Iran, Egypt may announce full ties -Iran official
CRANS-MONTANA, Switzerland, June 30 (Reuters) - Estranged Middle East
heavyweights Iran and Egypt may announce within weeks the resumption of
full diplomatic ties after 21 years of strained relations, a senior Iranian
official said on Friday.
``As far as I know there is a plan in the next few weeks to announce
the official resumption of full diplomatic relations,'' Iranian Deputy
Foreign Minister Mohammad Hossein Adeli said during a panel discussion
at the Crans-Montana business forum.
Iran broke diplomatic ties with Egypt in 1979 after Cairo signed a peace
treaty with Israel.
Egypt gave refuge to the shah after he was ousted by the late Ayatollah
Ruhollah Khomeini's Islamic revolution that same year. The shah died in
1980 and was buried in Cairo.
But Egyptian-Iranian ties have improved markedly since Iran's reformist
President Mohammad Khatami was elected in 1997, although they have stopped
short of the full normalisation that Khatami has said he wants.
Last week, Egyptian President Hosni Mubarak telephoned Khatami in the
first top-level contact of its kind in more than two decades.
Mubarak, who came to power after Islamic radicals assassinated President
Anwar Sadat in 1981, called to congratulate Khatami on the decision of
the G-15 group of developing countries at a summit in Cairo to accept Iran's
application to join.
Last Friday , Egyptian Foreign Minister Amr Moussa said in published
remarks that the door was open for better Egyptian-Iranian relations.
``I think that with these trends we have seen in recent years, one would
expect that this would continue in the future and we are expecting to see
some developments in the very near future,'' Adeli said.
The deputy foreign minister cited the improving tone of bilateral ties,
capped by the phone call between Khatami and Mubarak.
``I am optimistic,'' Adeli told Reuters when asked to elaborate on his
``I don't know when, but it will be in the near future.
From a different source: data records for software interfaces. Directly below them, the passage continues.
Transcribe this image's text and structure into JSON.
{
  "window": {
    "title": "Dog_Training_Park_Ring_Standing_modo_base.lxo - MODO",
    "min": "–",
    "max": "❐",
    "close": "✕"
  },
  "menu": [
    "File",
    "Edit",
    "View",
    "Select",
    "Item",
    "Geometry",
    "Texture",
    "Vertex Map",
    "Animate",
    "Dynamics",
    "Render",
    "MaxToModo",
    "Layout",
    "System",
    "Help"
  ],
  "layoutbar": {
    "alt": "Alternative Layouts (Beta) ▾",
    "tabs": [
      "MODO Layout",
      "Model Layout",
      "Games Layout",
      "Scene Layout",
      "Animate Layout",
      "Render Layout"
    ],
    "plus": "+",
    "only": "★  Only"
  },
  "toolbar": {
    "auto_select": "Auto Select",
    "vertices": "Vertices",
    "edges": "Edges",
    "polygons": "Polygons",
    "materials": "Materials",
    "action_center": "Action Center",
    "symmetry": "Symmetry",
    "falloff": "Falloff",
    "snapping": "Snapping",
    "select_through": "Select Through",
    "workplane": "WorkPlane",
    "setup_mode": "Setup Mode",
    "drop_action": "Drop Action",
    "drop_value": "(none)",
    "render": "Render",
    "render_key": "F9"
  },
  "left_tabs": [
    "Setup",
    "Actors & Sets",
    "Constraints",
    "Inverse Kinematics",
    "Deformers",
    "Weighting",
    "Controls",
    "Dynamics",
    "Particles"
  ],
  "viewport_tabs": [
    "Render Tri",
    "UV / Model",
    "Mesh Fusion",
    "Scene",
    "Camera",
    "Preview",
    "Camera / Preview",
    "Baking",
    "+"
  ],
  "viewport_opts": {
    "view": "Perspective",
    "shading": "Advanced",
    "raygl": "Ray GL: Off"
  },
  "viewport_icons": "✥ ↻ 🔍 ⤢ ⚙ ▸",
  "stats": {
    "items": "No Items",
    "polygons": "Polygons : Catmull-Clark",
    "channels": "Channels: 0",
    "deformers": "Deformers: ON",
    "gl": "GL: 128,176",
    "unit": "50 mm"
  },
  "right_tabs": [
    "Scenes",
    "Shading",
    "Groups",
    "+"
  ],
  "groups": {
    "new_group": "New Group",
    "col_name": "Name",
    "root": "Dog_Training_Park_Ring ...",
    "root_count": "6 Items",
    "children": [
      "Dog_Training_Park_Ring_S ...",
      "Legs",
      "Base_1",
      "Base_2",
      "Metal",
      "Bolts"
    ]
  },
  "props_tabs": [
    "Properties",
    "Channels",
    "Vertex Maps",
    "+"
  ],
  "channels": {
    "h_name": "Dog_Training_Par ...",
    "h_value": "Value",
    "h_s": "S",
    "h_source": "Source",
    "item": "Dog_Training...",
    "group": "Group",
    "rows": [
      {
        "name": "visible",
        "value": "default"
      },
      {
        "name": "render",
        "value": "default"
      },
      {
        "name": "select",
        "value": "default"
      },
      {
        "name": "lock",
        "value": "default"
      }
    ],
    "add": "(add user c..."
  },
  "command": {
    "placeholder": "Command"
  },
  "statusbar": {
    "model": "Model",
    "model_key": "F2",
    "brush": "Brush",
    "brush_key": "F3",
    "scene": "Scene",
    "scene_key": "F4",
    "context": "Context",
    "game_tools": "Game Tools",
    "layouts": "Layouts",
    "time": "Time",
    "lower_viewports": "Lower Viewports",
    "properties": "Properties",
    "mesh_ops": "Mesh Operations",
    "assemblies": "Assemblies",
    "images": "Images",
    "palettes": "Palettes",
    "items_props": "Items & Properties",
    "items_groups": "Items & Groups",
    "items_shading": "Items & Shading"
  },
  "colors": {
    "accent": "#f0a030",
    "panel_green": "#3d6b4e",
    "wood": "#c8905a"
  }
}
The exchanges
that have been made recently indicate that there are going to be some new
developments towards the establishment of full diplomatic ties in the near
future,'' he added.
Positive diplomatic signals were flowing in both directions, he said.
Cairo has said it cannot countenance a full restoration of ties until
Iran re-names a Tehran street named in honour of Khaled Islambouli, an
Islamic radical who assassinated Sadat.
Islamic hardliners in Iran oppose reconciliation with Egypt, a major
U.S. ally in the region. The Tehran offices of a newly set up Iran-Egypt
Friendship Society were ransacked in January.